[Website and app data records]

<<<<

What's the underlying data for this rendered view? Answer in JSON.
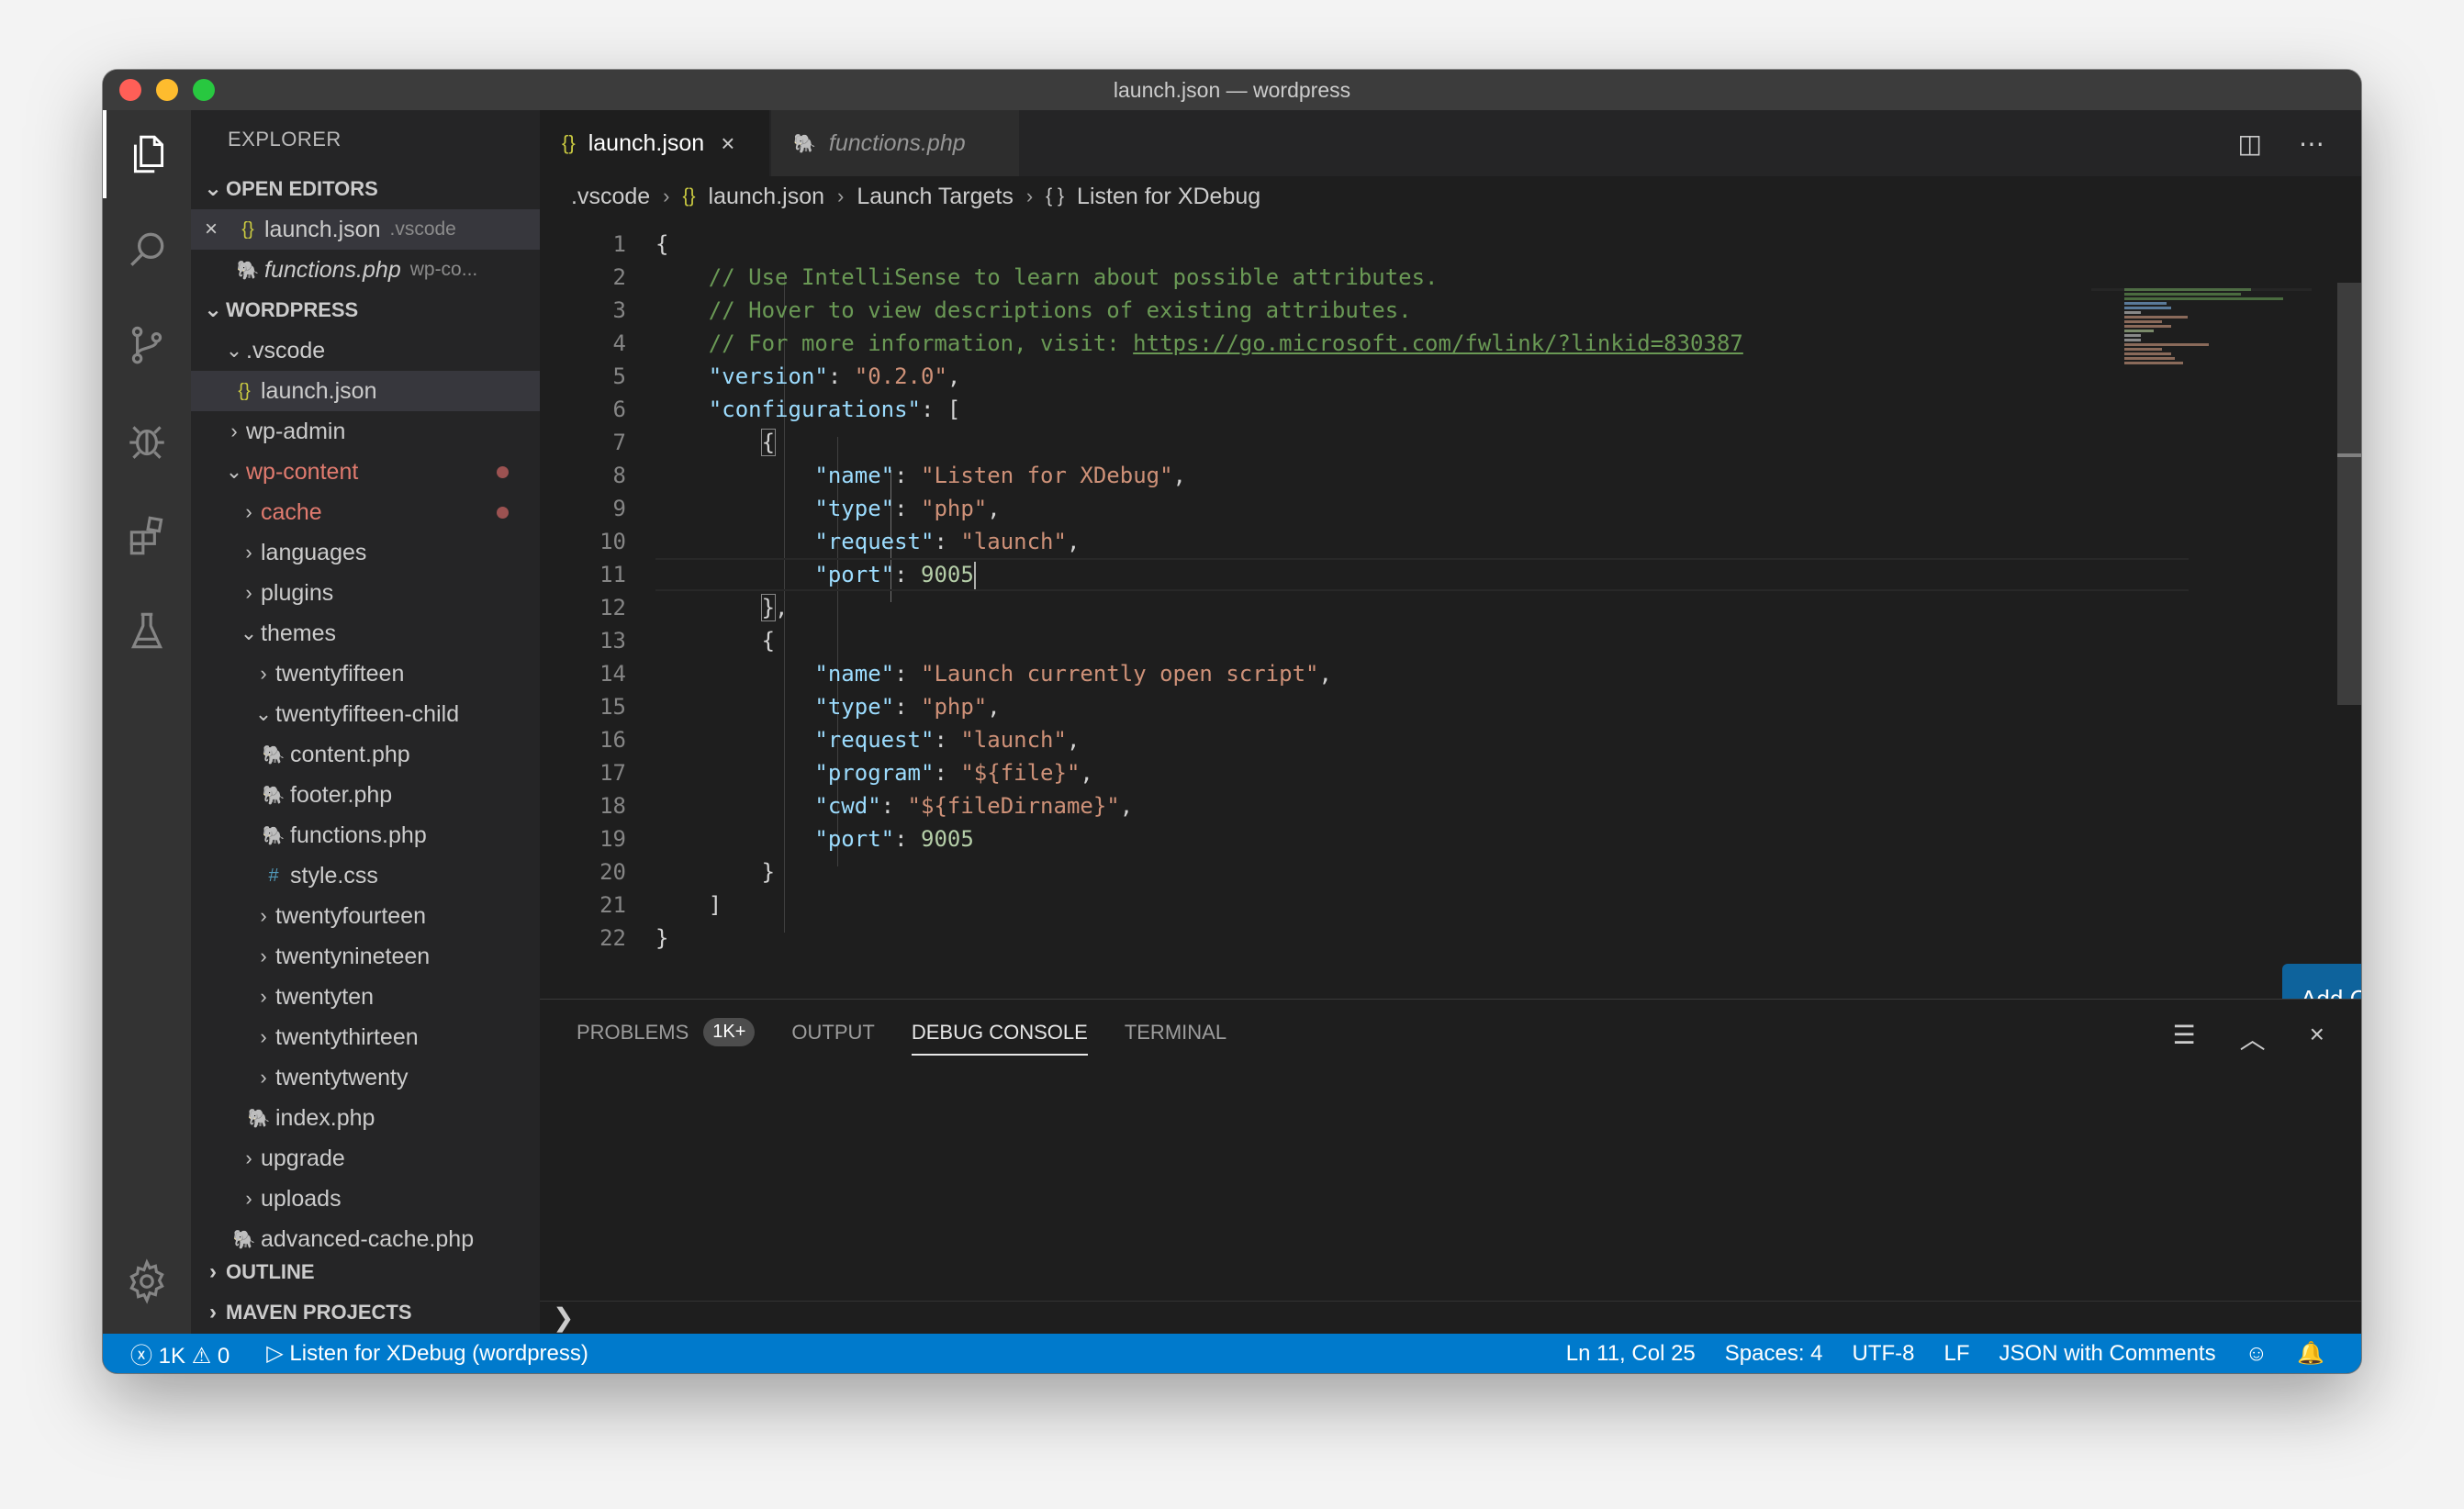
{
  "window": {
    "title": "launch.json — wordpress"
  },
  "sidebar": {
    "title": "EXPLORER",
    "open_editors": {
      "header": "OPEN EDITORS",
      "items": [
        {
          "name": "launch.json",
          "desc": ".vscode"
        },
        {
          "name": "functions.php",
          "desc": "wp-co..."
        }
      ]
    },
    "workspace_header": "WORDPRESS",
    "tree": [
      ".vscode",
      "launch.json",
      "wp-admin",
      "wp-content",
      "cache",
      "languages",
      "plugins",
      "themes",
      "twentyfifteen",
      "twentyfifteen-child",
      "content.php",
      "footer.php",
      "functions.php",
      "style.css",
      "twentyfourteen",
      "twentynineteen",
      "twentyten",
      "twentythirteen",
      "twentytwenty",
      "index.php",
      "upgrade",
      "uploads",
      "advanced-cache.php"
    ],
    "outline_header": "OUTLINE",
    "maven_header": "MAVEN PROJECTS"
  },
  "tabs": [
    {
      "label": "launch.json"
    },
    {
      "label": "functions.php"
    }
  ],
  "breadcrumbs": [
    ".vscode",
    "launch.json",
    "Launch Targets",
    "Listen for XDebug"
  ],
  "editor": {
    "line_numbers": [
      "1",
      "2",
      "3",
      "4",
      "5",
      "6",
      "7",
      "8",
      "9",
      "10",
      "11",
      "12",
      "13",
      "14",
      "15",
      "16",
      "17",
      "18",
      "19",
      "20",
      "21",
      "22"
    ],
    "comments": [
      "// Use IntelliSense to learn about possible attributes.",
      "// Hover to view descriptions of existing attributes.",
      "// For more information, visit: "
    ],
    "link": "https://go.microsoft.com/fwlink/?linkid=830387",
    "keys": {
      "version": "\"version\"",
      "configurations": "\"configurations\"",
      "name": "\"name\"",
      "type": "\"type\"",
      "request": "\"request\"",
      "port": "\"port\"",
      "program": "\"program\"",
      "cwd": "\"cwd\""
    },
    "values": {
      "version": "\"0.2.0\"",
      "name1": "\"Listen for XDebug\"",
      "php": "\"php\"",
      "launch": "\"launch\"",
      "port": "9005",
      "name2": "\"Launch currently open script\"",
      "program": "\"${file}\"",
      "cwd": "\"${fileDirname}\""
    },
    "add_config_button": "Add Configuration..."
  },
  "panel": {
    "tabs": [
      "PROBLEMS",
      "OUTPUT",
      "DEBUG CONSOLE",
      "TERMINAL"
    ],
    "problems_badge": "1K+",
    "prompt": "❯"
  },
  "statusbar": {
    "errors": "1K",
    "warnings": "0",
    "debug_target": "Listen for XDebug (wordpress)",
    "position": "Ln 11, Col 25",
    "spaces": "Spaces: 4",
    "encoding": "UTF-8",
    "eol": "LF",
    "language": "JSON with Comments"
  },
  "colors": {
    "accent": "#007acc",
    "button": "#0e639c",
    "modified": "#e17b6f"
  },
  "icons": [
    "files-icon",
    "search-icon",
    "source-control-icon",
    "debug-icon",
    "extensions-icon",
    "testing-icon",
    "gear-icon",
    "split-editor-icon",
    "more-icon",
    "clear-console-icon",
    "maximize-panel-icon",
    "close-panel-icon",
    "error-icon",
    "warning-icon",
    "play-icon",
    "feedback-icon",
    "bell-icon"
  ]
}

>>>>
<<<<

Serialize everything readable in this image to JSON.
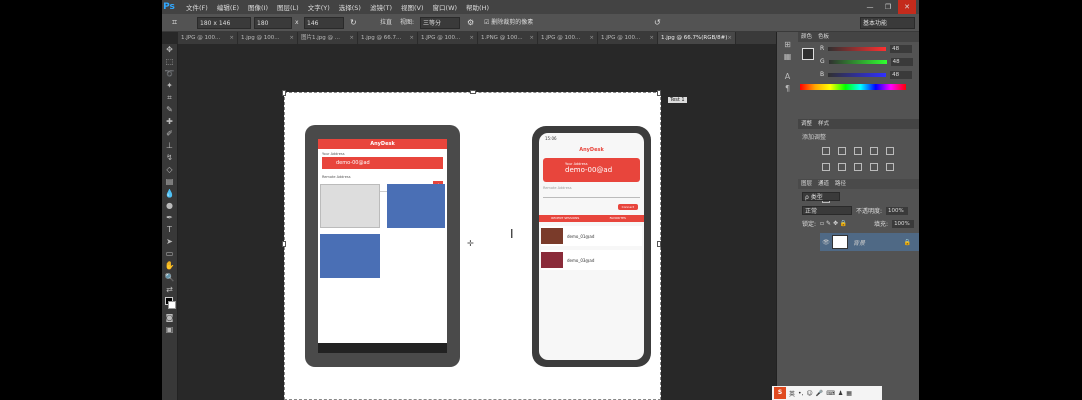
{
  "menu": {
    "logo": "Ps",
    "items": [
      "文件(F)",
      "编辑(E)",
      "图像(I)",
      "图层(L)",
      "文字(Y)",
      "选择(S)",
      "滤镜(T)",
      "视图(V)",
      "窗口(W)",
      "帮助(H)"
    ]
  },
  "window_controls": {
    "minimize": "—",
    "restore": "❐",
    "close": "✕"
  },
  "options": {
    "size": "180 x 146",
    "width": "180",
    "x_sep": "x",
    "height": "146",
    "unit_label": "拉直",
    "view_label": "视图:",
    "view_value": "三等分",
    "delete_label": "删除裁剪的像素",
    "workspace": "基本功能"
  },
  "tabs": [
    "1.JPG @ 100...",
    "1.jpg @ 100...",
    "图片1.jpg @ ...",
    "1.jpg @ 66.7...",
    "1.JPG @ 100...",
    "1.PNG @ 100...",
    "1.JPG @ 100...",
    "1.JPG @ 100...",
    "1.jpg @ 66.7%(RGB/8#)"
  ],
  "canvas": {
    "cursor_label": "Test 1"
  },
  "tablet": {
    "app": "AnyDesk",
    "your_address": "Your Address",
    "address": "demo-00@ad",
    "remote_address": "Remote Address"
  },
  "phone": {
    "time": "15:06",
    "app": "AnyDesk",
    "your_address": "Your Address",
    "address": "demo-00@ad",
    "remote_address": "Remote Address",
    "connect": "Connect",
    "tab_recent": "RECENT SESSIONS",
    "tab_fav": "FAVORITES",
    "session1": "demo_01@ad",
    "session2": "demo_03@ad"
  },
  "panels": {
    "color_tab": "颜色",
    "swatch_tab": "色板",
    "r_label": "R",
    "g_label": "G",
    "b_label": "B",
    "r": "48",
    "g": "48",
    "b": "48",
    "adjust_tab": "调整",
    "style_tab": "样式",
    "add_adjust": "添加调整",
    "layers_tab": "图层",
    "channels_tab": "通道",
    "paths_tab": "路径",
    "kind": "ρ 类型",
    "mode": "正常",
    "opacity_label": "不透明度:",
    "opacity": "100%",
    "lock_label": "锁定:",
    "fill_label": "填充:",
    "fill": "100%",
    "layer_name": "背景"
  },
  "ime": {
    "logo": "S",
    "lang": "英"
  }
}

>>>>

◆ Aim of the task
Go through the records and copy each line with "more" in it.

◆ Output below
      "// For more information, visit: "
    "more-icon",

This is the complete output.